[INPUT DATA Boundary: Start]
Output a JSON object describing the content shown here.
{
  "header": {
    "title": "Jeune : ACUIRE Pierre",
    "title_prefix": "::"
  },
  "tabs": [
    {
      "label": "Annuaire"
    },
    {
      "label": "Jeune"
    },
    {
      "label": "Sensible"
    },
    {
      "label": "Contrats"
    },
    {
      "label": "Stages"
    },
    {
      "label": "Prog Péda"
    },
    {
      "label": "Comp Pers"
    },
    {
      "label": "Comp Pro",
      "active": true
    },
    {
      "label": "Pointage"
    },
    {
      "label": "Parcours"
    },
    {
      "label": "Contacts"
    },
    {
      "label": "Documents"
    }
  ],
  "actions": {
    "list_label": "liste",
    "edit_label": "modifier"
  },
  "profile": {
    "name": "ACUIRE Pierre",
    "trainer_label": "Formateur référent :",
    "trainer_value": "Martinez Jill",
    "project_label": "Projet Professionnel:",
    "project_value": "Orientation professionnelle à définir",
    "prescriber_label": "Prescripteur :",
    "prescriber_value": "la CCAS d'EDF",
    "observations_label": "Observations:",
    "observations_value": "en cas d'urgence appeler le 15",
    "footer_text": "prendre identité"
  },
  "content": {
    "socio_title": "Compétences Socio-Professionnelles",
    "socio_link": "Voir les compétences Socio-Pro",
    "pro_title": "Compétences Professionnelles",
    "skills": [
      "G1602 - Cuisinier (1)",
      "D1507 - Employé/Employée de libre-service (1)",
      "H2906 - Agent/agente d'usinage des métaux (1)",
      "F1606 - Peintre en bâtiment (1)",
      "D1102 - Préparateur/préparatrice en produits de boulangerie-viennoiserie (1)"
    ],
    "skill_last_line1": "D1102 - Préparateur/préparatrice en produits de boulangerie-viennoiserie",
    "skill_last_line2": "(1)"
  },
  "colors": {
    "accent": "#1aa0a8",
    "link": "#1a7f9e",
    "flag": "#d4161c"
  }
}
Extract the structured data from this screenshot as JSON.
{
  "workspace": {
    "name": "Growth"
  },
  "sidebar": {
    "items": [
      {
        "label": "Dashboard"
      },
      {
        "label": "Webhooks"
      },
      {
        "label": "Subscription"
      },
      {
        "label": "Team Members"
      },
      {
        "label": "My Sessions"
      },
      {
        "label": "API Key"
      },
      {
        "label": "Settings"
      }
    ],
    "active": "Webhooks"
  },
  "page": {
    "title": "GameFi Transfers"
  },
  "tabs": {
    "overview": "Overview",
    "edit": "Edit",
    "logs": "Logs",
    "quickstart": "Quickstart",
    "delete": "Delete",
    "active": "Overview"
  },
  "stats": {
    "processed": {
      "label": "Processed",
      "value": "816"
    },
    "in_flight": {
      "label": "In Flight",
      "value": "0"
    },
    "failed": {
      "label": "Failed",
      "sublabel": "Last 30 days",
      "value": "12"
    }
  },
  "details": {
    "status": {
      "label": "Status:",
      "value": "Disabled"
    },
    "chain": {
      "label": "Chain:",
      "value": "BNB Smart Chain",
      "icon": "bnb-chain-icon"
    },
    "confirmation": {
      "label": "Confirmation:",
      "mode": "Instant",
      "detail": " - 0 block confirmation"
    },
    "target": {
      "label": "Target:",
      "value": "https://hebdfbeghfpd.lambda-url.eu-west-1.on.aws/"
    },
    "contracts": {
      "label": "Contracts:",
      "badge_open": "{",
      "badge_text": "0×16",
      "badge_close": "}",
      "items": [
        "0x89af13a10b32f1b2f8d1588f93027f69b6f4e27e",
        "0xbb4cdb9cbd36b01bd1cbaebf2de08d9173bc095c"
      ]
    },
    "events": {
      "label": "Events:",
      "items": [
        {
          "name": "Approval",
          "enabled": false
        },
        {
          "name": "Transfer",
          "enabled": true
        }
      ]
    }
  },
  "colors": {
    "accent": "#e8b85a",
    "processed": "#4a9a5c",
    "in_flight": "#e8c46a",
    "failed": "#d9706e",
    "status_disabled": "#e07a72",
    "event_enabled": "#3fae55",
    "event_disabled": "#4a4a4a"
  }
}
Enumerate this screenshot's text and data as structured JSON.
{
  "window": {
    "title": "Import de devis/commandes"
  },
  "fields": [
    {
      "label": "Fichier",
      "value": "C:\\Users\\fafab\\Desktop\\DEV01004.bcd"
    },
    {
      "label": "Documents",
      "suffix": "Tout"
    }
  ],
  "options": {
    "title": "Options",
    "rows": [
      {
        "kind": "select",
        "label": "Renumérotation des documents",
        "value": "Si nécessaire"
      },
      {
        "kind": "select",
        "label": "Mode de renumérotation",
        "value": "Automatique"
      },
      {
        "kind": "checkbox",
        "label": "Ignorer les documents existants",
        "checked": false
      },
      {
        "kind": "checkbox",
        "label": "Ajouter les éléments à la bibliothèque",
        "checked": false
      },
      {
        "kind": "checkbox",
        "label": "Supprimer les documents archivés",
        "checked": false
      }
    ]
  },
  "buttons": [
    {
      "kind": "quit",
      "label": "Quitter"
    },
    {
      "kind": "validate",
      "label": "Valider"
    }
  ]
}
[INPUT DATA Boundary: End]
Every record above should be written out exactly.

REPLY TO THE TASK =
Output a JSON object describing the content shown here.
{
  "header": {
    "title": "Jeune : ACUIRE Pierre",
    "title_prefix": "::"
  },
  "tabs": [
    {
      "label": "Annuaire"
    },
    {
      "label": "Jeune"
    },
    {
      "label": "Sensible"
    },
    {
      "label": "Contrats"
    },
    {
      "label": "Stages"
    },
    {
      "label": "Prog Péda"
    },
    {
      "label": "Comp Pers"
    },
    {
      "label": "Comp Pro",
      "active": true
    },
    {
      "label": "Pointage"
    },
    {
      "label": "Parcours"
    },
    {
      "label": "Contacts"
    },
    {
      "label": "Documents"
    }
  ],
  "actions": {
    "list_label": "liste",
    "edit_label": "modifier"
  },
  "profile": {
    "name": "ACUIRE Pierre",
    "trainer_label": "Formateur référent :",
    "trainer_value": "Martinez Jill",
    "project_label": "Projet Professionnel:",
    "project_value": "Orientation professionnelle à définir",
    "prescriber_label": "Prescripteur :",
    "prescriber_value": "la CCAS d'EDF",
    "observations_label": "Observations:",
    "observations_value": "en cas d'urgence appeler le 15",
    "footer_text": "prendre identité"
  },
  "content": {
    "socio_title": "Compétences Socio-Professionnelles",
    "socio_link": "Voir les compétences Socio-Pro",
    "pro_title": "Compétences Professionnelles",
    "skills": [
      "G1602 - Cuisinier (1)",
      "D1507 - Employé/Employée de libre-service (1)",
      "H2906 - Agent/agente d'usinage des métaux (1)",
      "F1606 - Peintre en bâtiment (1)",
      "D1102 - Préparateur/préparatrice en produits de boulangerie-viennoiserie (1)"
    ],
    "skill_last_line1": "D1102 - Préparateur/préparatrice en produits de boulangerie-viennoiserie",
    "skill_last_line2": "(1)"
  },
  "colors": {
    "accent": "#1aa0a8",
    "link": "#1a7f9e",
    "flag": "#d4161c"
  }
}
Extract the structured data from this screenshot as JSON.
{
  "workspace": {
    "name": "Growth"
  },
  "sidebar": {
    "items": [
      {
        "label": "Dashboard"
      },
      {
        "label": "Webhooks"
      },
      {
        "label": "Subscription"
      },
      {
        "label": "Team Members"
      },
      {
        "label": "My Sessions"
      },
      {
        "label": "API Key"
      },
      {
        "label": "Settings"
      }
    ],
    "active": "Webhooks"
  },
  "page": {
    "title": "GameFi Transfers"
  },
  "tabs": {
    "overview": "Overview",
    "edit": "Edit",
    "logs": "Logs",
    "quickstart": "Quickstart",
    "delete": "Delete",
    "active": "Overview"
  },
  "stats": {
    "processed": {
      "label": "Processed",
      "value": "816"
    },
    "in_flight": {
      "label": "In Flight",
      "value": "0"
    },
    "failed": {
      "label": "Failed",
      "sublabel": "Last 30 days",
      "value": "12"
    }
  },
  "details": {
    "status": {
      "label": "Status:",
      "value": "Disabled"
    },
    "chain": {
      "label": "Chain:",
      "value": "BNB Smart Chain",
      "icon": "bnb-chain-icon"
    },
    "confirmation": {
      "label": "Confirmation:",
      "mode": "Instant",
      "detail": " - 0 block confirmation"
    },
    "target": {
      "label": "Target:",
      "value": "https://hebdfbeghfpd.lambda-url.eu-west-1.on.aws/"
    },
    "contracts": {
      "label": "Contracts:",
      "badge_open": "{",
      "badge_text": "0×16",
      "badge_close": "}",
      "items": [
        "0x89af13a10b32f1b2f8d1588f93027f69b6f4e27e",
        "0xbb4cdb9cbd36b01bd1cbaebf2de08d9173bc095c"
      ]
    },
    "events": {
      "label": "Events:",
      "items": [
        {
          "name": "Approval",
          "enabled": false
        },
        {
          "name": "Transfer",
          "enabled": true
        }
      ]
    }
  },
  "colors": {
    "accent": "#e8b85a",
    "processed": "#4a9a5c",
    "in_flight": "#e8c46a",
    "failed": "#d9706e",
    "status_disabled": "#e07a72",
    "event_enabled": "#3fae55",
    "event_disabled": "#4a4a4a"
  }
}
Enumerate this screenshot's text and data as structured JSON.
{
  "window": {
    "title": "Import de devis/commandes"
  },
  "fields": [
    {
      "label": "Fichier",
      "value": "C:\\Users\\fafab\\Desktop\\DEV01004.bcd"
    },
    {
      "label": "Documents",
      "suffix": "Tout"
    }
  ],
  "options": {
    "title": "Options",
    "rows": [
      {
        "kind": "select",
        "label": "Renumérotation des documents",
        "value": "Si nécessaire"
      },
      {
        "kind": "select",
        "label": "Mode de renumérotation",
        "value": "Automatique"
      },
      {
        "kind": "checkbox",
        "label": "Ignorer les documents existants",
        "checked": false
      },
      {
        "kind": "checkbox",
        "label": "Ajouter les éléments à la bibliothèque",
        "checked": false
      },
      {
        "kind": "checkbox",
        "label": "Supprimer les documents archivés",
        "checked": false
      }
    ]
  },
  "buttons": [
    {
      "kind": "quit",
      "label": "Quitter"
    },
    {
      "kind": "validate",
      "label": "Valider"
    }
  ]
}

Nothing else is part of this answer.